**EXERCISE DETAILS:** Reproduce the listing that follows, line for line.

**RECORDS TO USE:**
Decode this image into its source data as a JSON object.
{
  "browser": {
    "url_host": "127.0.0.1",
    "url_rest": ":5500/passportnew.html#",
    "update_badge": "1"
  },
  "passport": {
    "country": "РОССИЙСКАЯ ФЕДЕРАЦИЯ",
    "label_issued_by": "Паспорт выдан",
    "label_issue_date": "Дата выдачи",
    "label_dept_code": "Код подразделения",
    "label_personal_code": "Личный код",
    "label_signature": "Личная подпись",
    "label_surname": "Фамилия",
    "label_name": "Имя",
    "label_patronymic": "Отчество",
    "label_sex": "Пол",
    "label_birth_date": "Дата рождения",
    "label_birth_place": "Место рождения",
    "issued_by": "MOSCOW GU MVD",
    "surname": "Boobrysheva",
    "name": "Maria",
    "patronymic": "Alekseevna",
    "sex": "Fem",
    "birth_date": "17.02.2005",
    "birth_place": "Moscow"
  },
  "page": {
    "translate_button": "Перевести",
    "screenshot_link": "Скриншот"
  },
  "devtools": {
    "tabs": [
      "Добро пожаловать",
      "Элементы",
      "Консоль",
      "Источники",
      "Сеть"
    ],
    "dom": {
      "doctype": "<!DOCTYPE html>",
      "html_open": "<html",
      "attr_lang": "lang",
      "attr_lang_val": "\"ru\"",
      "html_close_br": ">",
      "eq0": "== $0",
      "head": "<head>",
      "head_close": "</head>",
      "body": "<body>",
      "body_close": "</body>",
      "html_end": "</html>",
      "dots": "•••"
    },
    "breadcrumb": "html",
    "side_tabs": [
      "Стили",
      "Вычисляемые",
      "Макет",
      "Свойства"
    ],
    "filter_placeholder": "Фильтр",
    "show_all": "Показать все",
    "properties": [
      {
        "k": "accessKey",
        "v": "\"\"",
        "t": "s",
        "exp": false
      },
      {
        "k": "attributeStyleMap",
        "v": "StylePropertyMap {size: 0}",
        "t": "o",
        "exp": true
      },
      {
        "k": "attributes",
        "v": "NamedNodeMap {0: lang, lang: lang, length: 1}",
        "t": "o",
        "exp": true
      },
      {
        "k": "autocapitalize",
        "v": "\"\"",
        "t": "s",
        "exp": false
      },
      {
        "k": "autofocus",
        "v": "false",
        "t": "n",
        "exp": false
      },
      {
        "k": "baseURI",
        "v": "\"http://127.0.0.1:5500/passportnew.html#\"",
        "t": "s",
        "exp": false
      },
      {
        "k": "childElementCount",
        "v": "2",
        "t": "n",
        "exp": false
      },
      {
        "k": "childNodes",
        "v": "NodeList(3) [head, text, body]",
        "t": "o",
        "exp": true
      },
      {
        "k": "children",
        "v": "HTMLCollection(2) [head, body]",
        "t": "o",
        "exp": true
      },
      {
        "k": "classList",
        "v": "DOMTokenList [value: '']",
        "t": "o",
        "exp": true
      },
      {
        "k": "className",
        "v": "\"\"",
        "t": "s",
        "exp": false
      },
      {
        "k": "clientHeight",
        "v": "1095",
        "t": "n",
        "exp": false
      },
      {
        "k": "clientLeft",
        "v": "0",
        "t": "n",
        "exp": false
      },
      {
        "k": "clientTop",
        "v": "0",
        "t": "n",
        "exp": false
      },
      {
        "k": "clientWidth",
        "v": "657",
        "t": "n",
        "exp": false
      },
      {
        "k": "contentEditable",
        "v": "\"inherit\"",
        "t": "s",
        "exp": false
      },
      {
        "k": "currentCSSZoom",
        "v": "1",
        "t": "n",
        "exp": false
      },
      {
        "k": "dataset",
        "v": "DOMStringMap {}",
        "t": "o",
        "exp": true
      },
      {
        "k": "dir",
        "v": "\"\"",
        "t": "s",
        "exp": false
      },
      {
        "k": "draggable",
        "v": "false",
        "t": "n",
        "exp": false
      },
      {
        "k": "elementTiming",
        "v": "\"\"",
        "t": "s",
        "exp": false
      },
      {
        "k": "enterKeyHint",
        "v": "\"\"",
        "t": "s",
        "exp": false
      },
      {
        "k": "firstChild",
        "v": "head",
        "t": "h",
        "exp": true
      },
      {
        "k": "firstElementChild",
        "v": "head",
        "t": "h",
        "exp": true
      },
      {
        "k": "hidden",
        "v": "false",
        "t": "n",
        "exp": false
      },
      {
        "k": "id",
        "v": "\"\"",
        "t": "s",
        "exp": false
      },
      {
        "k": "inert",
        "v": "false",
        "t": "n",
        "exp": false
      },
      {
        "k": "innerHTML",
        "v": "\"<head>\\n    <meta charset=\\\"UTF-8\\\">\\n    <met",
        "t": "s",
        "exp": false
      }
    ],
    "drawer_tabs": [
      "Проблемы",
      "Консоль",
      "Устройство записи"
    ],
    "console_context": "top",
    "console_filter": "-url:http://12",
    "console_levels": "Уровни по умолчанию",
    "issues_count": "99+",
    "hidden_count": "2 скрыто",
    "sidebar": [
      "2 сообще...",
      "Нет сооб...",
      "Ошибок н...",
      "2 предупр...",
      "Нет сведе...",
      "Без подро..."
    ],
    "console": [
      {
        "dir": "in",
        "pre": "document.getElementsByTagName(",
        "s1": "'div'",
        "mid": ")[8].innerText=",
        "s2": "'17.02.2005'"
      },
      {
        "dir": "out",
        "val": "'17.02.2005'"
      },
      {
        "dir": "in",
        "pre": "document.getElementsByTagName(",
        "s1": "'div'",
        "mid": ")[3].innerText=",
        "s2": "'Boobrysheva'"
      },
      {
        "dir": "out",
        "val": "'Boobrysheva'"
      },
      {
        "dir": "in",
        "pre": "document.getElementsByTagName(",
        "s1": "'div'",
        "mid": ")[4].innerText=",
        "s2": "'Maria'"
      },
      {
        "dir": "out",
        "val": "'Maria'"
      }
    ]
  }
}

**RESULT OF THE TASK:**
Decode this image into its source data as a JSON object.
{
  "browser": {
    "url_host": "127.0.0.1",
    "url_rest": ":5500/passportnew.html#",
    "update_badge": "1"
  },
  "passport": {
    "country": "РОССИЙСКАЯ ФЕДЕРАЦИЯ",
    "label_issued_by": "Паспорт выдан",
    "label_issue_date": "Дата выдачи",
    "label_dept_code": "Код подразделения",
    "label_personal_code": "Личный код",
    "label_signature": "Личная подпись",
    "label_surname": "Фамилия",
    "label_name": "Имя",
    "label_patronymic": "Отчество",
    "label_sex": "Пол",
    "label_birth_date": "Дата рождения",
    "label_birth_place": "Место рождения",
    "issued_by": "MOSCOW GU MVD",
    "surname": "Boobrysheva",
    "name": "Maria",
    "patronymic": "Alekseevna",
    "sex": "Fem",
    "birth_date": "17.02.2005",
    "birth_place": "Moscow"
  },
  "page": {
    "translate_button": "Перевести",
    "screenshot_link": "Скриншот"
  },
  "devtools": {
    "tabs": [
      "Добро пожаловать",
      "Элементы",
      "Консоль",
      "Источники",
      "Сеть"
    ],
    "dom": {
      "doctype": "<!DOCTYPE html>",
      "html_open": "<html",
      "attr_lang": "lang",
      "attr_lang_val": "\"ru\"",
      "html_close_br": ">",
      "eq0": "== $0",
      "head": "<head>",
      "head_close": "</head>",
      "body": "<body>",
      "body_close": "</body>",
      "html_end": "</html>",
      "dots": "•••"
    },
    "breadcrumb": "html",
    "side_tabs": [
      "Стили",
      "Вычисляемые",
      "Макет",
      "Свойства"
    ],
    "filter_placeholder": "Фильтр",
    "show_all": "Показать все",
    "properties": [
      {
        "k": "accessKey",
        "v": "\"\"",
        "t": "s",
        "exp": false
      },
      {
        "k": "attributeStyleMap",
        "v": "StylePropertyMap {size: 0}",
        "t": "o",
        "exp": true
      },
      {
        "k": "attributes",
        "v": "NamedNodeMap {0: lang, lang: lang, length: 1}",
        "t": "o",
        "exp": true
      },
      {
        "k": "autocapitalize",
        "v": "\"\"",
        "t": "s",
        "exp": false
      },
      {
        "k": "autofocus",
        "v": "false",
        "t": "n",
        "exp": false
      },
      {
        "k": "baseURI",
        "v": "\"http://127.0.0.1:5500/passportnew.html#\"",
        "t": "s",
        "exp": false
      },
      {
        "k": "childElementCount",
        "v": "2",
        "t": "n",
        "exp": false
      },
      {
        "k": "childNodes",
        "v": "NodeList(3) [head, text, body]",
        "t": "o",
        "exp": true
      },
      {
        "k": "children",
        "v": "HTMLCollection(2) [head, body]",
        "t": "o",
        "exp": true
      },
      {
        "k": "classList",
        "v": "DOMTokenList [value: '']",
        "t": "o",
        "exp": true
      },
      {
        "k": "className",
        "v": "\"\"",
        "t": "s",
        "exp": false
      },
      {
        "k": "clientHeight",
        "v": "1095",
        "t": "n",
        "exp": false
      },
      {
        "k": "clientLeft",
        "v": "0",
        "t": "n",
        "exp": false
      },
      {
        "k": "clientTop",
        "v": "0",
        "t": "n",
        "exp": false
      },
      {
        "k": "clientWidth",
        "v": "657",
        "t": "n",
        "exp": false
      },
      {
        "k": "contentEditable",
        "v": "\"inherit\"",
        "t": "s",
        "exp": false
      },
      {
        "k": "currentCSSZoom",
        "v": "1",
        "t": "n",
        "exp": false
      },
      {
        "k": "dataset",
        "v": "DOMStringMap {}",
        "t": "o",
        "exp": true
      },
      {
        "k": "dir",
        "v": "\"\"",
        "t": "s",
        "exp": false
      },
      {
        "k": "draggable",
        "v": "false",
        "t": "n",
        "exp": false
      },
      {
        "k": "elementTiming",
        "v": "\"\"",
        "t": "s",
        "exp": false
      },
      {
        "k": "enterKeyHint",
        "v": "\"\"",
        "t": "s",
        "exp": false
      },
      {
        "k": "firstChild",
        "v": "head",
        "t": "h",
        "exp": true
      },
      {
        "k": "firstElementChild",
        "v": "head",
        "t": "h",
        "exp": true
      },
      {
        "k": "hidden",
        "v": "false",
        "t": "n",
        "exp": false
      },
      {
        "k": "id",
        "v": "\"\"",
        "t": "s",
        "exp": false
      },
      {
        "k": "inert",
        "v": "false",
        "t": "n",
        "exp": false
      },
      {
        "k": "innerHTML",
        "v": "\"<head>\\n    <meta charset=\\\"UTF-8\\\">\\n    <met",
        "t": "s",
        "exp": false
      }
    ],
    "drawer_tabs": [
      "Проблемы",
      "Консоль",
      "Устройство записи"
    ],
    "console_context": "top",
    "console_filter": "-url:http://12",
    "console_levels": "Уровни по умолчанию",
    "issues_count": "99+",
    "hidden_count": "2 скрыто",
    "sidebar": [
      "2 сообще...",
      "Нет сооб...",
      "Ошибок н...",
      "2 предупр...",
      "Нет сведе...",
      "Без подро..."
    ],
    "console": [
      {
        "dir": "in",
        "pre": "document.getElementsByTagName(",
        "s1": "'div'",
        "mid": ")[8].innerText=",
        "s2": "'17.02.2005'"
      },
      {
        "dir": "out",
        "val": "'17.02.2005'"
      },
      {
        "dir": "in",
        "pre": "document.getElementsByTagName(",
        "s1": "'div'",
        "mid": ")[3].innerText=",
        "s2": "'Boobrysheva'"
      },
      {
        "dir": "out",
        "val": "'Boobrysheva'"
      },
      {
        "dir": "in",
        "pre": "document.getElementsByTagName(",
        "s1": "'div'",
        "mid": ")[4].innerText=",
        "s2": "'Maria'"
      },
      {
        "dir": "out",
        "val": "'Maria'"
      }
    ]
  }
}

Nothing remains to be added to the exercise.